- **What you should do**
In the data below, find every line that has the string "this", and copy it.

- **Provided material**
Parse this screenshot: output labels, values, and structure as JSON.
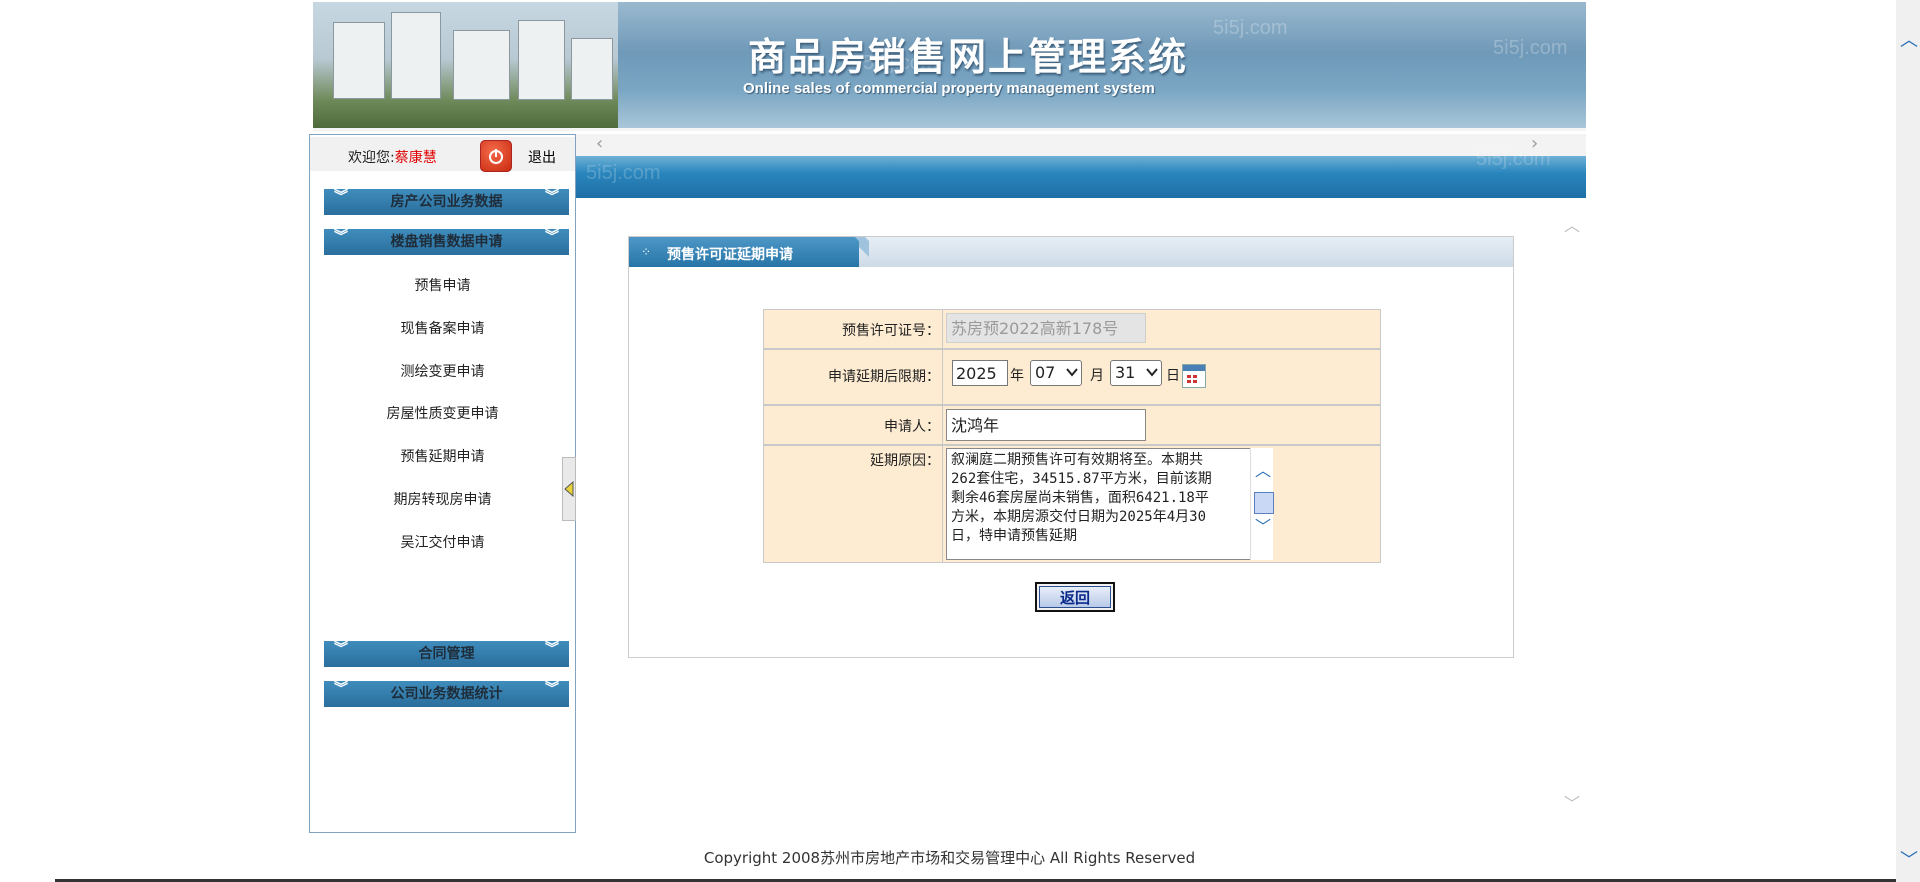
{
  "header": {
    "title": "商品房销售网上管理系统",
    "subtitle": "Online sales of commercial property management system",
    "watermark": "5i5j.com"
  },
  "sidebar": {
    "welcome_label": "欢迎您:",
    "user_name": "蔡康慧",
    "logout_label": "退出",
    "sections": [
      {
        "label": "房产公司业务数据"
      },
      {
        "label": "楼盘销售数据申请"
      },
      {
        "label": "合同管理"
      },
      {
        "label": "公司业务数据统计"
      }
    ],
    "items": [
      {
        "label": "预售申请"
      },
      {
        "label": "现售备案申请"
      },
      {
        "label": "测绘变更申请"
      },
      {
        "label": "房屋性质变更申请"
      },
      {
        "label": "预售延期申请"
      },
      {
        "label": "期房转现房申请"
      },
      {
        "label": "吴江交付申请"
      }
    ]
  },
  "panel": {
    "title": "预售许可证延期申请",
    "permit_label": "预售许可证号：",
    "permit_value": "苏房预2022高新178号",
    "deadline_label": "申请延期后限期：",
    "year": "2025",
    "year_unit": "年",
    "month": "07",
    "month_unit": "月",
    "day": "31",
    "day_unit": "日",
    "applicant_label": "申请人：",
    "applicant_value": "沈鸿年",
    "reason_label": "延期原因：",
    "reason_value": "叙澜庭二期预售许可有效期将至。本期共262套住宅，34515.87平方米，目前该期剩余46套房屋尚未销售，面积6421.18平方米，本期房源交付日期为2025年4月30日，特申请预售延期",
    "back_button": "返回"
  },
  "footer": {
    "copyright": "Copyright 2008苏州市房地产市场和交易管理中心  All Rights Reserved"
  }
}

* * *

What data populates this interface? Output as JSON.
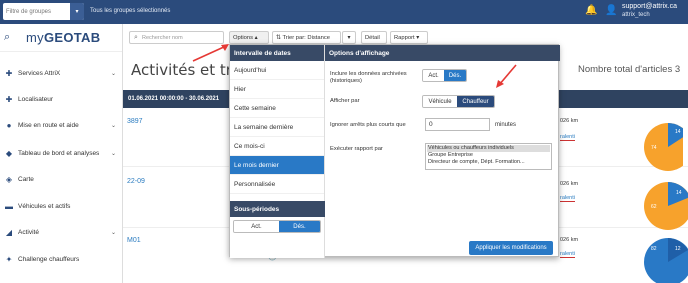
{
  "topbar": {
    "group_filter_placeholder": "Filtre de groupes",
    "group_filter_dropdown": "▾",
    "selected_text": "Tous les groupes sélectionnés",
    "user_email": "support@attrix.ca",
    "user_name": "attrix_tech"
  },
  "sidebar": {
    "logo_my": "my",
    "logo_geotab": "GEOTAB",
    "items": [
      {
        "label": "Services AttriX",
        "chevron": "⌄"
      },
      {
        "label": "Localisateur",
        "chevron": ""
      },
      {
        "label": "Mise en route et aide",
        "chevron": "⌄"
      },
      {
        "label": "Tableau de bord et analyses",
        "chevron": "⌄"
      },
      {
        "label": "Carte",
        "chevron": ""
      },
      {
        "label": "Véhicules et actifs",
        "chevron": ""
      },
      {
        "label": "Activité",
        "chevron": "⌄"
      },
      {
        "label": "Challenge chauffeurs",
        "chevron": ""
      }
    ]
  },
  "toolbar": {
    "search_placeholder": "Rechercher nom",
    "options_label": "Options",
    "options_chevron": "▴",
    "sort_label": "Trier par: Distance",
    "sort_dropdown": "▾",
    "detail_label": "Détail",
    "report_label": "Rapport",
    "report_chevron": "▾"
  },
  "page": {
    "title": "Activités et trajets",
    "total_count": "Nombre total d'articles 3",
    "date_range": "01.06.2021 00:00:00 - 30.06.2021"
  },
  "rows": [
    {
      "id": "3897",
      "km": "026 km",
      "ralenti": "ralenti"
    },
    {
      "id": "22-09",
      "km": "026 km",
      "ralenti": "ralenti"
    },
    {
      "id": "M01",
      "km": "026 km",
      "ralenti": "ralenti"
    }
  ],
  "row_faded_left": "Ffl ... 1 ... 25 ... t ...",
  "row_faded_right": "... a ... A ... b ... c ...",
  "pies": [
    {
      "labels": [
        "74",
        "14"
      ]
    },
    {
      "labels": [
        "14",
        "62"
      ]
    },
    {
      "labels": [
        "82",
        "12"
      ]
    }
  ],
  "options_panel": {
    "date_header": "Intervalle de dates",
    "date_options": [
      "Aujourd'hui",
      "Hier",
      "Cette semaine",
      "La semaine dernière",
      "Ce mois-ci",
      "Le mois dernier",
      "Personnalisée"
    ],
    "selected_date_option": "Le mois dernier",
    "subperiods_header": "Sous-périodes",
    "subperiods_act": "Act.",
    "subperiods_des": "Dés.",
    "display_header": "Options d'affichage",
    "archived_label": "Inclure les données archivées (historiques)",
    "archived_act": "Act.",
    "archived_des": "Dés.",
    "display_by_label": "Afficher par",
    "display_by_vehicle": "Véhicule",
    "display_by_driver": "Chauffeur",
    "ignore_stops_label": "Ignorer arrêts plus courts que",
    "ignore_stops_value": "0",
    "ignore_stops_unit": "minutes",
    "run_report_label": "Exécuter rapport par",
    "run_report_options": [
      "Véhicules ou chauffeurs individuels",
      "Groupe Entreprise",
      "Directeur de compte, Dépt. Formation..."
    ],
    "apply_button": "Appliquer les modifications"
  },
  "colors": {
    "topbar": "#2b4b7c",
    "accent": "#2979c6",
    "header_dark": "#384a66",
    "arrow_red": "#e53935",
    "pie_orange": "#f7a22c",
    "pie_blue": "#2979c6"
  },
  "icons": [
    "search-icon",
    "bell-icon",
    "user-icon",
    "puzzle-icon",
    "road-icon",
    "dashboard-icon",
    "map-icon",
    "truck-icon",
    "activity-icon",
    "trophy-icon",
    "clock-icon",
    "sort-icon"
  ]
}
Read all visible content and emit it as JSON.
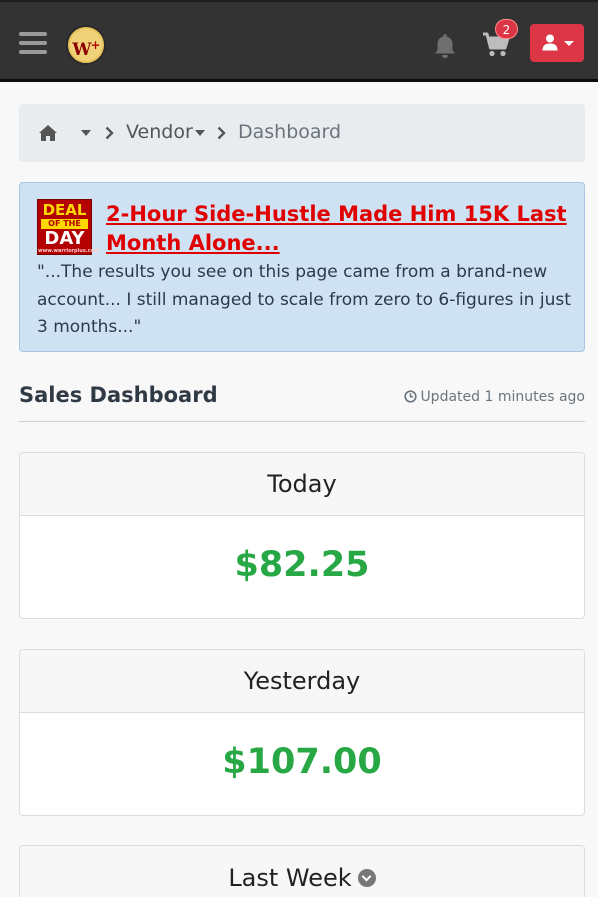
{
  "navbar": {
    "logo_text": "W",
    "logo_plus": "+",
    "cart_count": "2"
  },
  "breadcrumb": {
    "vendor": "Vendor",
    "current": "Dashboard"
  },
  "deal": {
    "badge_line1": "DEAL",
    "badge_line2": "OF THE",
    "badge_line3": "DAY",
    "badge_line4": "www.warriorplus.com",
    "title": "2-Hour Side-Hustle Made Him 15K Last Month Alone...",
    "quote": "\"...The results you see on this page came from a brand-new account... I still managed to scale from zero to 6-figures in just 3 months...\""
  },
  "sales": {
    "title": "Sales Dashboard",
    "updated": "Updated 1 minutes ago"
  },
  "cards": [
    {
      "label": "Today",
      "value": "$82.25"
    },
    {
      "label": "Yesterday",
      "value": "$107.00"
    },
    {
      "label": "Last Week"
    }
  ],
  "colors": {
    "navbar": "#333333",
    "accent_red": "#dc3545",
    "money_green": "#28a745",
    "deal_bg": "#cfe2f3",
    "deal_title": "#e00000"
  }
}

- **Result**
Parse this screenshot: output labels, values, and structure as JSON.
What data populates this interface? Output as JSON.
    "quote": "\"...The results you see on this page came from a brand-new account... I still managed to scale from zero to 6-figures in just 3 months...\""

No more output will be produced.